• [Task objective]: Restate the listing word for word; omit the images.

------------------------------

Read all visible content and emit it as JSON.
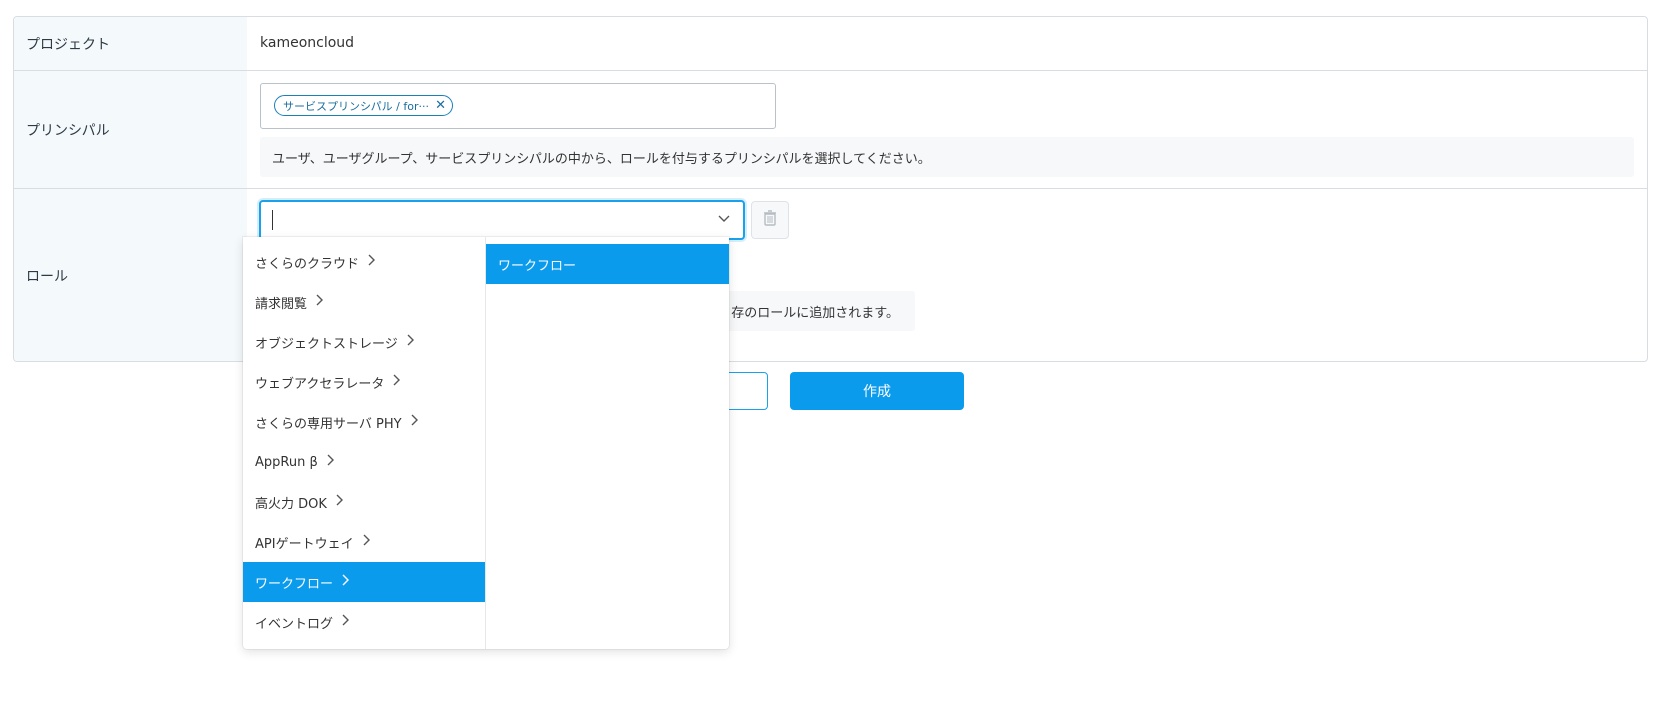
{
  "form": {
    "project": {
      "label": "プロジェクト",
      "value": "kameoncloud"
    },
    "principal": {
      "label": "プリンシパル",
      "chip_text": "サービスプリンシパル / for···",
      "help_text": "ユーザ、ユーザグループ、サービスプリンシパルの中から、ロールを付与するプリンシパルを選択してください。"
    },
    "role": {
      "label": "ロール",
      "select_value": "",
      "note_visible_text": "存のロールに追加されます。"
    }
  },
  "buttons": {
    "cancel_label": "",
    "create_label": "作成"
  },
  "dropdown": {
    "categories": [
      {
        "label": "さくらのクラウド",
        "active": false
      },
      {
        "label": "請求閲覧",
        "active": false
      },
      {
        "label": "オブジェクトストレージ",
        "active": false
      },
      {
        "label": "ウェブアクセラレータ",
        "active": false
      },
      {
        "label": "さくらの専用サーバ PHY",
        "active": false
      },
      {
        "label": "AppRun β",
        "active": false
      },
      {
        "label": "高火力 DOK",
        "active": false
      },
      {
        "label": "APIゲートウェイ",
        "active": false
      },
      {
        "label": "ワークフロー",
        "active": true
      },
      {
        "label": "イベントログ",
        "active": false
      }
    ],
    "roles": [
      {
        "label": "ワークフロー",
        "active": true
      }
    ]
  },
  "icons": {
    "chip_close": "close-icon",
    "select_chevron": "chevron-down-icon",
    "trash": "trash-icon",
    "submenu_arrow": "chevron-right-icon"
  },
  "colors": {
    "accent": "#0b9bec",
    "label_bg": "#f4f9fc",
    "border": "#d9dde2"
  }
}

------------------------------

• [Solution to the exercise]:
Read all visible content and emit it as JSON.
{
  "form": {
    "project": {
      "label": "プロジェクト",
      "value": "kameoncloud"
    },
    "principal": {
      "label": "プリンシパル",
      "chip_text": "サービスプリンシパル / for···",
      "help_text": "ユーザ、ユーザグループ、サービスプリンシパルの中から、ロールを付与するプリンシパルを選択してください。"
    },
    "role": {
      "label": "ロール",
      "select_value": "",
      "note_visible_text": "存のロールに追加されます。"
    }
  },
  "buttons": {
    "cancel_label": "",
    "create_label": "作成"
  },
  "dropdown": {
    "categories": [
      {
        "label": "さくらのクラウド",
        "active": false
      },
      {
        "label": "請求閲覧",
        "active": false
      },
      {
        "label": "オブジェクトストレージ",
        "active": false
      },
      {
        "label": "ウェブアクセラレータ",
        "active": false
      },
      {
        "label": "さくらの専用サーバ PHY",
        "active": false
      },
      {
        "label": "AppRun β",
        "active": false
      },
      {
        "label": "高火力 DOK",
        "active": false
      },
      {
        "label": "APIゲートウェイ",
        "active": false
      },
      {
        "label": "ワークフロー",
        "active": true
      },
      {
        "label": "イベントログ",
        "active": false
      }
    ],
    "roles": [
      {
        "label": "ワークフロー",
        "active": true
      }
    ]
  },
  "icons": {
    "chip_close": "close-icon",
    "select_chevron": "chevron-down-icon",
    "trash": "trash-icon",
    "submenu_arrow": "chevron-right-icon"
  },
  "colors": {
    "accent": "#0b9bec",
    "label_bg": "#f4f9fc",
    "border": "#d9dde2"
  }
}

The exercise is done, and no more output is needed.